In the theater, the walls of which were oddly lined with bookshelves, we watched black and white newsreel footage of Hearst and the actress Marion Davies entertaining famous guests in the 1920’s. The film conveyed a vivid time-machine effect; the tour group sat in the well-preserved theater of the estate, watching the activities that had occurred just outside of the same building sixty years before. Charlie Chaplin played tennis with Bill Tilden, a famous American tennis player of the time, with a serving motion rather like Jacques Tati’s in “Mr. Hulot’s Holiday.” While the movie played, I had the bright idea of hiding in the theater and spending the night there. I glanced at the tour guide, who wasn’t paying attention to me, and slid down from my seat. I lay on the floor as the lights came up and the tour group left. I strolled around the interior of the theater, pleased with my ingenuity, studying the book collection, naively unaware that my movements were observed on a monitor in the security office. Within minutes security guards ushered me off of the grounds with threats to press charges if they ever saw me again.
After the misguided San Simeon adventure, I had very little money left and I was tired of ‘seeing America.’ I wanted to settle again into something more productive and less arbitrary than roaming in my car. I passed through San Francisco, pausing a day to watch Lina Wertmuller’s “Swept Away” at the Castro Theater, and then drove twenty-three hours straight to Boulder through a snow storm in the Rocky Mountains. Toward the end of that long drive, I rolled down the windows and turned the radio up to keep myself awake, listening to the cadence of outdated cold war rhetoric on an AM radio station. As I fishtailed down the mountain into Boulder, I was nearly convinced that the United Nations was an instrument of communist subversion.
I arrived back at my friend Matt’s house, walked into a cloud of pot smoke and a circle of young men fixated in front of a television, watching a movie on VHS tape. They barely acknowledged my presence despite the fact that they hadn’t seen me in a month and a half. I was exhausted and wanted to sleep, but I was also curious as to what so captivated them on the television. I sat down and watched handheld footage of a man parachuting into water. The water boiled and turned red as the tails of alligators swung in the air. I picked up the VHS case and read the name “Faces of Death.” The exploitation film world of the 1970’s drive-in had evolved by 1985 into this nihilistic expression: a collection of purported documentary footage depicting the actual deaths of people.
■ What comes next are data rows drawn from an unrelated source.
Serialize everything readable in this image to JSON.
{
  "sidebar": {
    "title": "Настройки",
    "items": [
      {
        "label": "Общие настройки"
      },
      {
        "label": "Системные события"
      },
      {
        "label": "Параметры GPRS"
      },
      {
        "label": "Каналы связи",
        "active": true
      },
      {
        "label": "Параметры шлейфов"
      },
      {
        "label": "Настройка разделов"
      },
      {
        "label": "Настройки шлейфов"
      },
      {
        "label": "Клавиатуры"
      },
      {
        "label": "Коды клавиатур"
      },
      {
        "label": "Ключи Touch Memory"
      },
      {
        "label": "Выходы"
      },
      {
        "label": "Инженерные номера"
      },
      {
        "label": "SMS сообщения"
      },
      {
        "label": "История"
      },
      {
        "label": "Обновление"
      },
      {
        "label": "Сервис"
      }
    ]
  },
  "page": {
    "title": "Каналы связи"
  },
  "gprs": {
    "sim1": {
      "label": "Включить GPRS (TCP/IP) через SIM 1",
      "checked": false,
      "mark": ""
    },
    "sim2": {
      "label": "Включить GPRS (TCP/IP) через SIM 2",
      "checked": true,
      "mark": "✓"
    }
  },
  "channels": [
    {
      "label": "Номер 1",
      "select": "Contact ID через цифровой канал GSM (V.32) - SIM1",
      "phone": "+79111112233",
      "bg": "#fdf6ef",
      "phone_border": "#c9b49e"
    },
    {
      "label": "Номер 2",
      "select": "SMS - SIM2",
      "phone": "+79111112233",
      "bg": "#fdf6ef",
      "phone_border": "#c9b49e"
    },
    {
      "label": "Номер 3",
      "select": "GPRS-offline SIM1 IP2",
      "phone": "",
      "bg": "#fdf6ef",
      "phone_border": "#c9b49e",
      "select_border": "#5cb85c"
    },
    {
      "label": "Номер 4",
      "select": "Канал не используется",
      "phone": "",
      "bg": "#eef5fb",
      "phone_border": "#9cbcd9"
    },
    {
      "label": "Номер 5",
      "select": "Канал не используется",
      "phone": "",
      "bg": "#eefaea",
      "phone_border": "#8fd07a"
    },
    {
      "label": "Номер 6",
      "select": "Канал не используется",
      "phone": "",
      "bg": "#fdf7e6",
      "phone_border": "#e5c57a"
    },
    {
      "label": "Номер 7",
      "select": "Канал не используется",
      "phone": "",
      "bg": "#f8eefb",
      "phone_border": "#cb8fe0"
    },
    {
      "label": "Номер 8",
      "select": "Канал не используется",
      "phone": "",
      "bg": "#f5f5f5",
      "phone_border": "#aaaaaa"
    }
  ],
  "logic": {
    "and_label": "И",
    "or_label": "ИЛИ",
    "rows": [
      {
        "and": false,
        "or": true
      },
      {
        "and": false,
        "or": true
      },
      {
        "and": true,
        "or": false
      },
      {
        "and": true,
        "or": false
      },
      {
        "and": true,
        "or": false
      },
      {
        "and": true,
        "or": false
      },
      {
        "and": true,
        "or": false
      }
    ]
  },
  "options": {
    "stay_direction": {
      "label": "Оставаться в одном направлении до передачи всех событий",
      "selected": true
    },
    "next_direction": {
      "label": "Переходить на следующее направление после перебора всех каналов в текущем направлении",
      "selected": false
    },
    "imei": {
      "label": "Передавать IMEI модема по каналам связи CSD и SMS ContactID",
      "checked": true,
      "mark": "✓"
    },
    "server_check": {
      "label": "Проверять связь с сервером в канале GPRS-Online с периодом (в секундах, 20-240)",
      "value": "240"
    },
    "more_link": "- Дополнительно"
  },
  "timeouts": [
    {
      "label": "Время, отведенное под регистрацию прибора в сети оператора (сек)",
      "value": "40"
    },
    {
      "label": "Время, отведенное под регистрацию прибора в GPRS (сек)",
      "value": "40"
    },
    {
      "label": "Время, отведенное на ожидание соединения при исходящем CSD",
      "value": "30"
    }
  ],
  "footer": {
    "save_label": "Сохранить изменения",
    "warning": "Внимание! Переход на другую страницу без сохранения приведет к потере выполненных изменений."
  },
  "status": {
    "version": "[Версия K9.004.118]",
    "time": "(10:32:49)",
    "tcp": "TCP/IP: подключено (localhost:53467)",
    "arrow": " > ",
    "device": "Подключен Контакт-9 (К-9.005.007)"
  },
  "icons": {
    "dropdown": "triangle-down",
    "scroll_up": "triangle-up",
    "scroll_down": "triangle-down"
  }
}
I crawled into a bedroom and fell into a dreamless sleep for four hours. Then I woke up with emotionless purpose and drove sixteen hours to Amery, Wisconsin to seek refuge in the house where I’d grown up.